Anyone who believes the solution to government problems is more government needs to take a closer look at the United States Post Office.
According to a report from the Cato Institute, the federal agency has lost more than $50 billion since 2007, and, without major reforms, is likely to continue to lose money.
The Washington Free Beacon reports:
One of the reasons this has occurred is the decline in first-class mail volume, which has fallen from a peak of 104 billion pieces in 2001 to 62 billion pieces in 2015. This 40 percent decline combined with the rise of email communications, Internet bill pay, Facebook, Evite, online advertising, and the decline of printed magazines have contributed to lost revenue.
“USPS’s costly union workforce is another problem,” states the report. “USPS worker compensation is substantially higher, on average, than for comparable private-sector workers. The USPS’s financial challenges have been compounded by a requirement passed in 2006 to pay down the company’s large unfunded liabilities for retiree health care.”
According to the report, solutions for money-losing mail systems are to either privatize them or open them up to competition. “In New Zealand and Sweden, government postal firms slashed their workforces about one third when they were restructured and opened to competition,” states the report. “Similar job cuts were prompted when Germany and the Netherlands privatized their systems.”
“Congress should privatize the USPS, repeal its legal monopolies, and give the company the flexibility it needs to innovate and reduce costs,” the report states. “Those reforms would give entrepreneurs a chance to improve America’s postal services.”
So what's the real solution to government problems? The American people.
Under Article V of the Constitution, the people--acting through their state legislatures--can call a Convention of States. The purpose of this convention is to propose constitutional amendments that limit the power and jurisdiction of the federal government, including that of wasteful government agencies.
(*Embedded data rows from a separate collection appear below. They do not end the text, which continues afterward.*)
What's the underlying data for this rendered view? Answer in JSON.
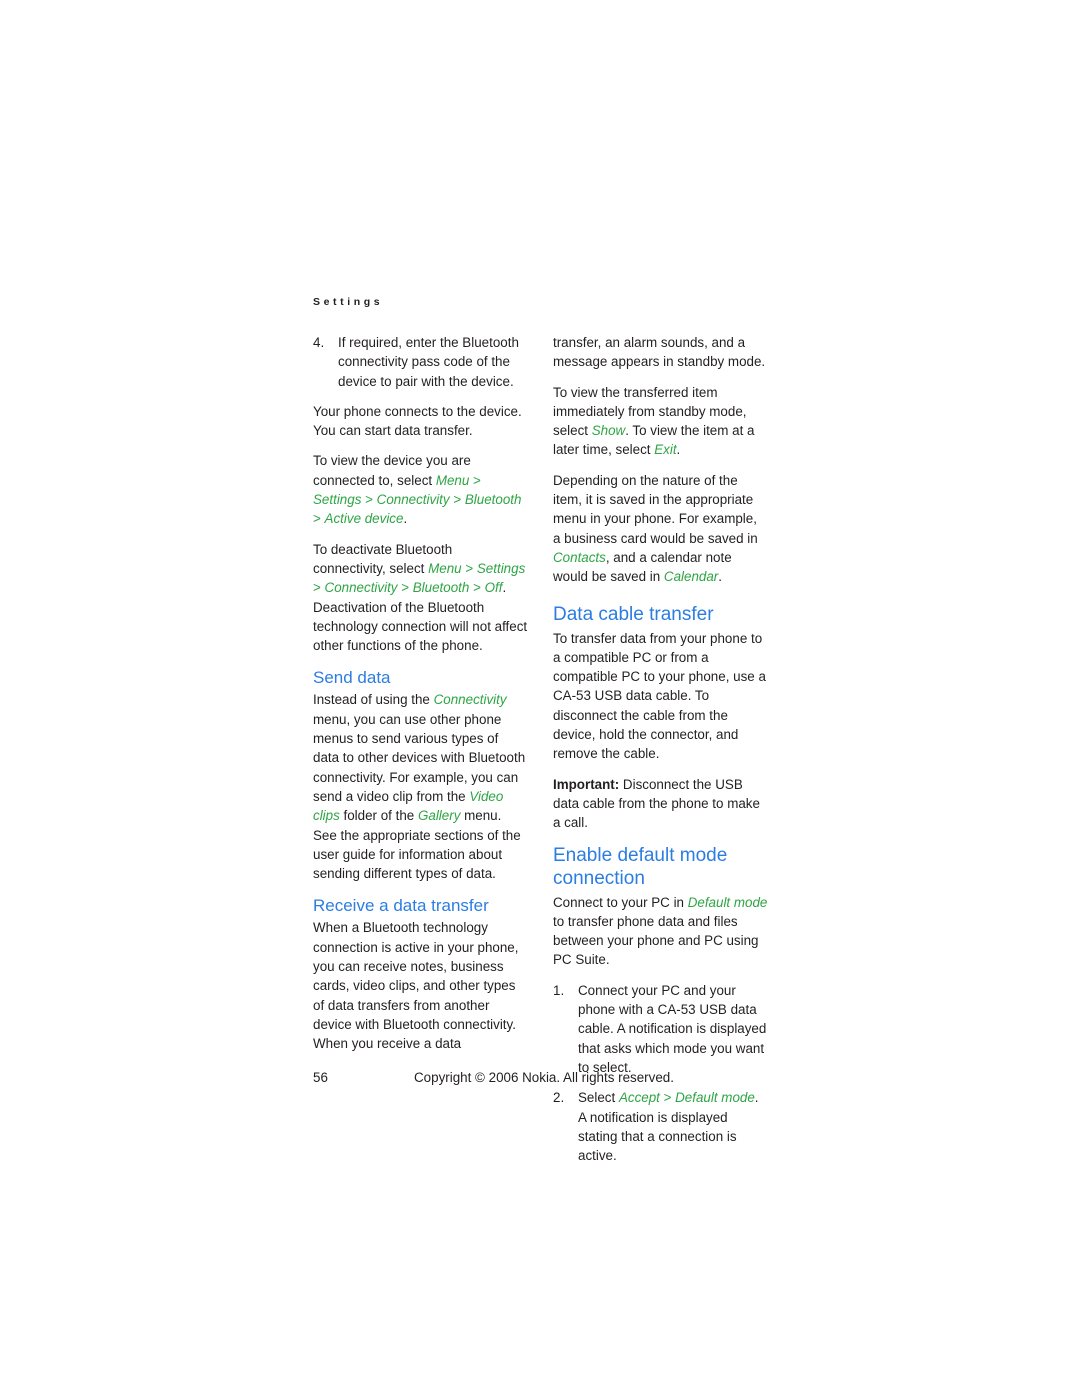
{
  "header": {
    "running_head": "Settings"
  },
  "left_column": {
    "step4": {
      "marker": "4.",
      "text": "If required, enter the Bluetooth connectivity pass code of the device to pair with the device."
    },
    "para_connects": "Your phone connects to the device. You can start data transfer.",
    "para_view_device": {
      "t1": "To view the device you are connected to, select ",
      "ui1": "Menu",
      "gt1": " > ",
      "ui2": "Settings",
      "gt2": " > ",
      "ui3": "Connectivity",
      "gt3": " > ",
      "ui4": "Bluetooth",
      "gt4": " > ",
      "ui5": "Active device",
      "t2": "."
    },
    "para_deactivate": {
      "t1": "To deactivate Bluetooth connectivity, select ",
      "ui1": "Menu",
      "gt1": " > ",
      "ui2": "Settings",
      "gt2": " > ",
      "ui3": "Connectivity",
      "gt3": " > ",
      "ui4": "Bluetooth",
      "gt4": " > ",
      "ui5": "Off",
      "t2": ". Deactivation of the Bluetooth technology connection will not affect other functions of the phone."
    },
    "send_data_heading": "Send data",
    "para_send_data": {
      "t1": "Instead of using the ",
      "ui1": "Connectivity",
      "t2": " menu, you can use other phone menus to send various types of data to other devices with Bluetooth connectivity. For example, you can send a video clip from the ",
      "ui2": "Video clips",
      "t3": " folder of the ",
      "ui3": "Gallery",
      "t4": " menu. See the appropriate sections of the user guide for information about sending different types of data."
    },
    "receive_heading": "Receive a data transfer",
    "para_receive": "When a Bluetooth technology connection is active in your phone, you can receive notes, business cards, video clips, and other types of data transfers from another device with Bluetooth connectivity. When you receive a data"
  },
  "right_column": {
    "para_continued": "transfer, an alarm sounds, and a message appears in standby mode.",
    "para_view_item": {
      "t1": "To view the transferred item immediately from standby mode, select ",
      "ui1": "Show",
      "t2": ". To view the item at a later time, select ",
      "ui2": "Exit",
      "t3": "."
    },
    "para_depending": {
      "t1": "Depending on the nature of the item, it is saved in the appropriate menu in your phone. For example, a business card would be saved in ",
      "ui1": "Contacts",
      "t2": ", and a calendar note would be saved in ",
      "ui2": "Calendar",
      "t3": "."
    },
    "data_cable_heading": "Data cable transfer",
    "para_data_cable": "To transfer data from your phone to a compatible PC or from a compatible PC to your phone, use a CA-53 USB data cable. To disconnect the cable from the device, hold the connector, and remove the cable.",
    "para_important": {
      "label": "Important:",
      "text": " Disconnect the USB data cable from the phone to make a call."
    },
    "enable_default_heading": "Enable default mode connection",
    "para_connect_pc": {
      "t1": "Connect to your PC in ",
      "ui1": "Default mode",
      "t2": " to transfer phone data and files between your phone and PC using PC Suite."
    },
    "step1": {
      "marker": "1.",
      "text": "Connect your PC and your phone with a CA-53 USB data cable. A notification is displayed that asks which mode you want to select."
    },
    "step2": {
      "marker": "2.",
      "t1": "Select ",
      "ui1": "Accept",
      "gt1": " > ",
      "ui2": "Default mode",
      "t2": ". A notification is displayed stating that a connection is active."
    }
  },
  "footer": {
    "page_number": "56",
    "copyright": "Copyright © 2006 Nokia. All rights reserved."
  },
  "colors": {
    "heading_blue": "#2b7de2",
    "ui_green": "#2ea544",
    "body_text": "#231f20",
    "page_background": "#ffffff"
  }
}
The USPS isn't the worst example--by far. The federal leviathan in D.C. has grown so big and inefficient, our country is drowning in $19 trillion of debt and, unless we do something, risks falling off the worst fiscal cliff in this nation's history.